When the first bombs fell over Mariupol on February 24, 2022, and Darya and Stanislav were awakened by the explosions at five in the morning, memories immediately came flooding back to them. It was only in 2014 that the couple had fled Russian attacks from Donetsk, in eastern Ukraine. They fled to Mariupol with their two-year-old son Bogdan. At that time, the Russian army had attacked cities in eastern Ukraine and eventually annexed Crimea. By 2022, there was repeated fighting between pro-Russian separatists and the Ukrainian army along the so-called contact line in Donbass, culminating in Russia's war of aggression on large parts of Ukraine in February 2022.Read more
Kateryna Sukhomlynova was so many things until the war began in Ukraine: A Malteser employee in Mariupol, a paramedic, a member of the city council and a volunteer in the local police association. Today, the 44-year-old is one of millions of refugees from Ukraine and homeless. But Kateryna Sukhomlynova is a strong woman. She travels tirelessly through Europe, together with her 17-year-old daughter, reporting on what she experienced in Mariupol during the first weeks of the war.Read more
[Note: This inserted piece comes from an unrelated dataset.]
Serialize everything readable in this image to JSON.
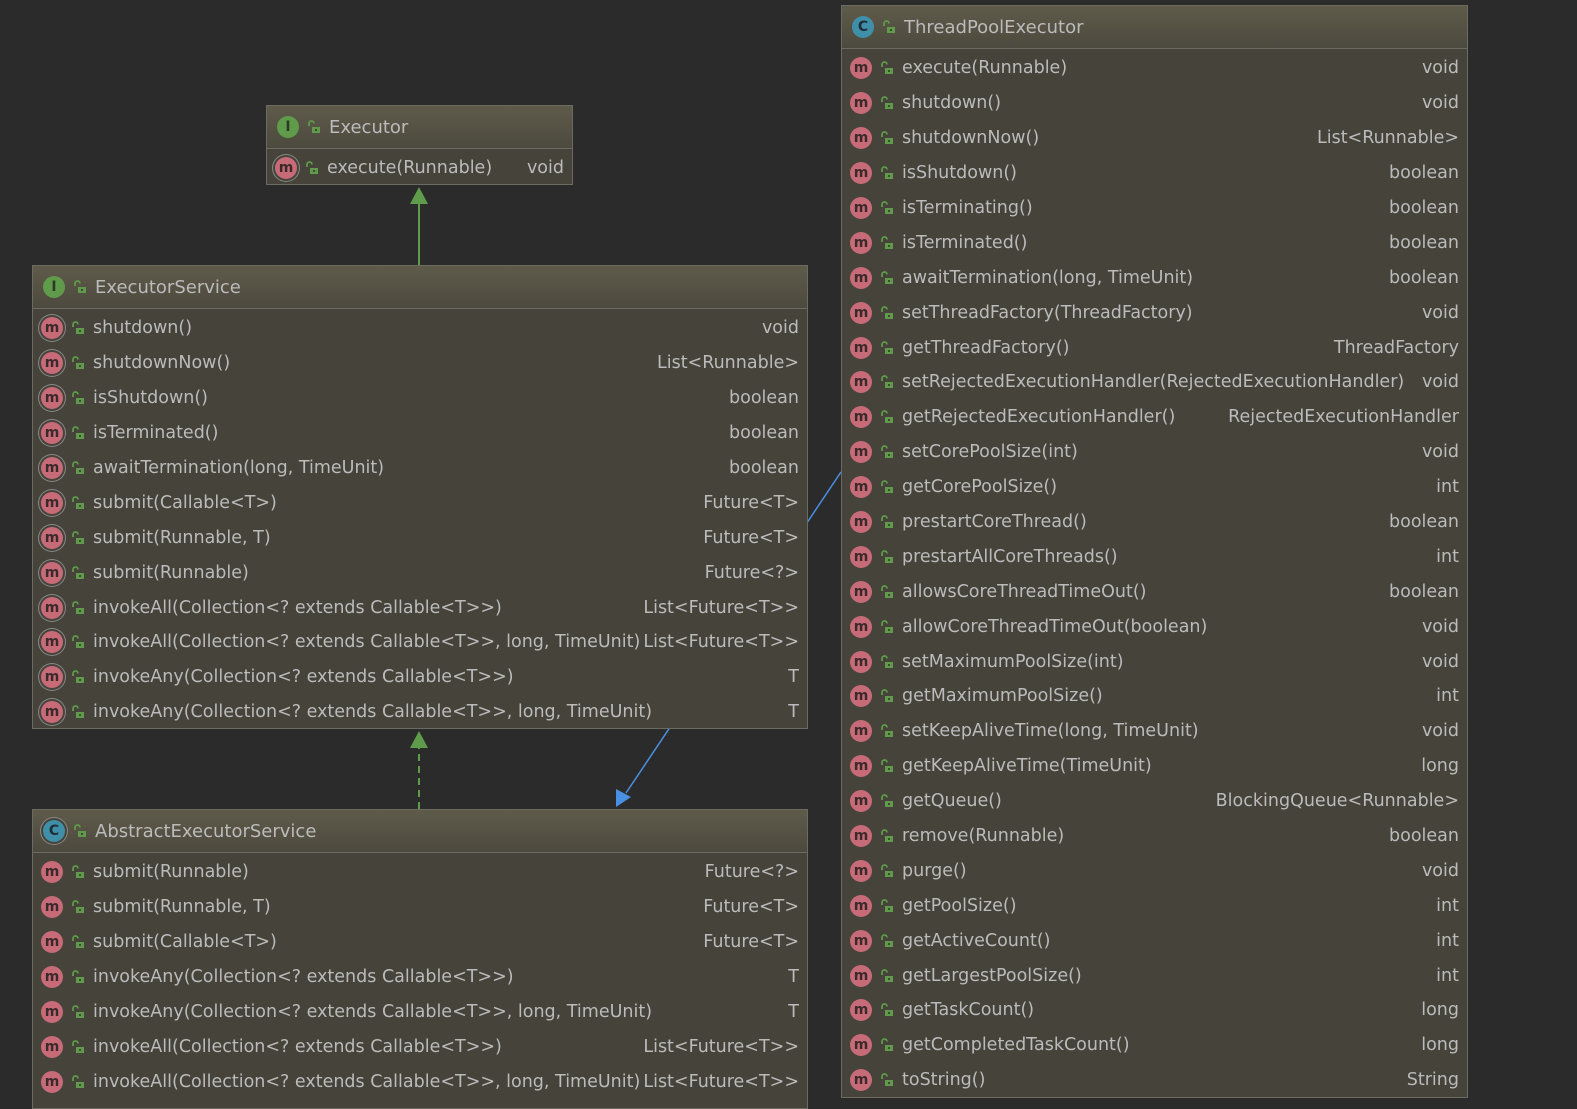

Pavlo Titko, head of Malteser Ukraine in Lviv, has been on permanent duty since the start of the Russian invasion in Ukraine on 24 February 2022. He tells us about the current humanitarian situation in Ukraine, how the people are feeling, which relief supplies are most urgently needed and how he himself is dealing with this extreme situation.Read more
When Katja and Sascha married, he was already a soldier at the front. Shortly afterwards, Katja became pregnant. When her son Zachar was born, Sascha returned to Pokrovsk and Katja was overjoyed. But the man she married had changed. Sascha suddenly could no longer walk among people, crowds in the street frightened him. He became aggressive towards the family and at night he screamed in his sleep. Katja finally persuaded him to get help at our psychosocial support centre.Read more
47-year-old Oksana Khmelnytska is a trauma therapist and project coordinator for our partner organization "Psychological Crisis Service" in Ukraine. On the ground she leads a Malteser International project that provides psychosocial support to people suffering from the consequences of the conflict in eastern Ukraine. In this interview she talks about how people in the region are doing today and the challenges displaced persons face in everyday life, especially those who have fled the conflict areas.Read more
Around 47,000 displaced people live in the Ukrainian town of Sievierodonetsk. Oksana is one of them. She also has the job of helping others to find a new beginning. Read the story of her inspiring journey from hopelessness to hope.Read more